_WHAT THE TASK ASKS_:
Restate all the lines below word for word, but omit the pictures.
++++ RECORDS TO USE
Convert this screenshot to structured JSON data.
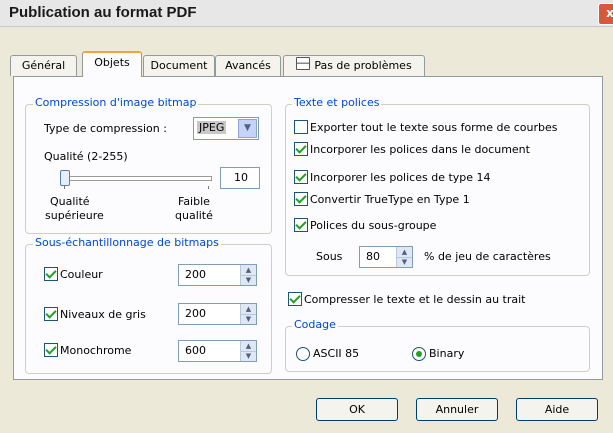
{
  "window": {
    "title": "Publication au format PDF",
    "close_symbol": "x"
  },
  "tabs": [
    {
      "label": "Général"
    },
    {
      "label": "Objets",
      "selected": true
    },
    {
      "label": "Document"
    },
    {
      "label": "Avancés"
    },
    {
      "label": "Pas de problèmes",
      "icon": "checklist-icon"
    }
  ],
  "compression": {
    "title": "Compression d'image bitmap",
    "type_label": "Type de compression :",
    "type_value": "JPEG",
    "quality_label": "Qualité (2-255)",
    "quality_value": "10",
    "slider_left_label_1": "Qualité",
    "slider_left_label_2": "supérieure",
    "slider_right_label_1": "Faible",
    "slider_right_label_2": "qualité"
  },
  "resampling": {
    "title": "Sous-échantillonnage de bitmaps",
    "items": [
      {
        "label": "Couleur",
        "checked": true,
        "value": "200"
      },
      {
        "label": "Niveaux de gris",
        "checked": true,
        "value": "200"
      },
      {
        "label": "Monochrome",
        "checked": true,
        "value": "600"
      }
    ]
  },
  "text_fonts": {
    "title": "Texte et polices",
    "options": [
      {
        "label": "Exporter tout le texte sous forme de courbes",
        "checked": false
      },
      {
        "label": "Incorporer les polices dans le document",
        "checked": true
      },
      {
        "label": "Incorporer les polices de type 14",
        "checked": true
      },
      {
        "label": "Convertir TrueType en Type 1",
        "checked": true
      },
      {
        "label": "Polices du sous-groupe",
        "checked": true
      }
    ],
    "subset_prefix": "Sous",
    "subset_value": "80",
    "subset_suffix": "% de jeu de caractères"
  },
  "compress_text": {
    "label": "Compresser le texte et le dessin au trait",
    "checked": true
  },
  "encoding": {
    "title": "Codage",
    "options": [
      {
        "label": "ASCII 85",
        "selected": false
      },
      {
        "label": "Binary",
        "selected": true
      }
    ]
  },
  "buttons": {
    "ok": "OK",
    "cancel": "Annuler",
    "help": "Aide"
  }
}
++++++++
_SOLUTION TO THE PROBLEM_:
Convert this screenshot to structured JSON data.
{
  "window": {
    "title": "Publication au format PDF",
    "close_symbol": "x"
  },
  "tabs": [
    {
      "label": "Général"
    },
    {
      "label": "Objets",
      "selected": true
    },
    {
      "label": "Document"
    },
    {
      "label": "Avancés"
    },
    {
      "label": "Pas de problèmes",
      "icon": "checklist-icon"
    }
  ],
  "compression": {
    "title": "Compression d'image bitmap",
    "type_label": "Type de compression :",
    "type_value": "JPEG",
    "quality_label": "Qualité (2-255)",
    "quality_value": "10",
    "slider_left_label_1": "Qualité",
    "slider_left_label_2": "supérieure",
    "slider_right_label_1": "Faible",
    "slider_right_label_2": "qualité"
  },
  "resampling": {
    "title": "Sous-échantillonnage de bitmaps",
    "items": [
      {
        "label": "Couleur",
        "checked": true,
        "value": "200"
      },
      {
        "label": "Niveaux de gris",
        "checked": true,
        "value": "200"
      },
      {
        "label": "Monochrome",
        "checked": true,
        "value": "600"
      }
    ]
  },
  "text_fonts": {
    "title": "Texte et polices",
    "options": [
      {
        "label": "Exporter tout le texte sous forme de courbes",
        "checked": false
      },
      {
        "label": "Incorporer les polices dans le document",
        "checked": true
      },
      {
        "label": "Incorporer les polices de type 14",
        "checked": true
      },
      {
        "label": "Convertir TrueType en Type 1",
        "checked": true
      },
      {
        "label": "Polices du sous-groupe",
        "checked": true
      }
    ],
    "subset_prefix": "Sous",
    "subset_value": "80",
    "subset_suffix": "% de jeu de caractères"
  },
  "compress_text": {
    "label": "Compresser le texte et le dessin au trait",
    "checked": true
  },
  "encoding": {
    "title": "Codage",
    "options": [
      {
        "label": "ASCII 85",
        "selected": false
      },
      {
        "label": "Binary",
        "selected": true
      }
    ]
  },
  "buttons": {
    "ok": "OK",
    "cancel": "Annuler",
    "help": "Aide"
  }
}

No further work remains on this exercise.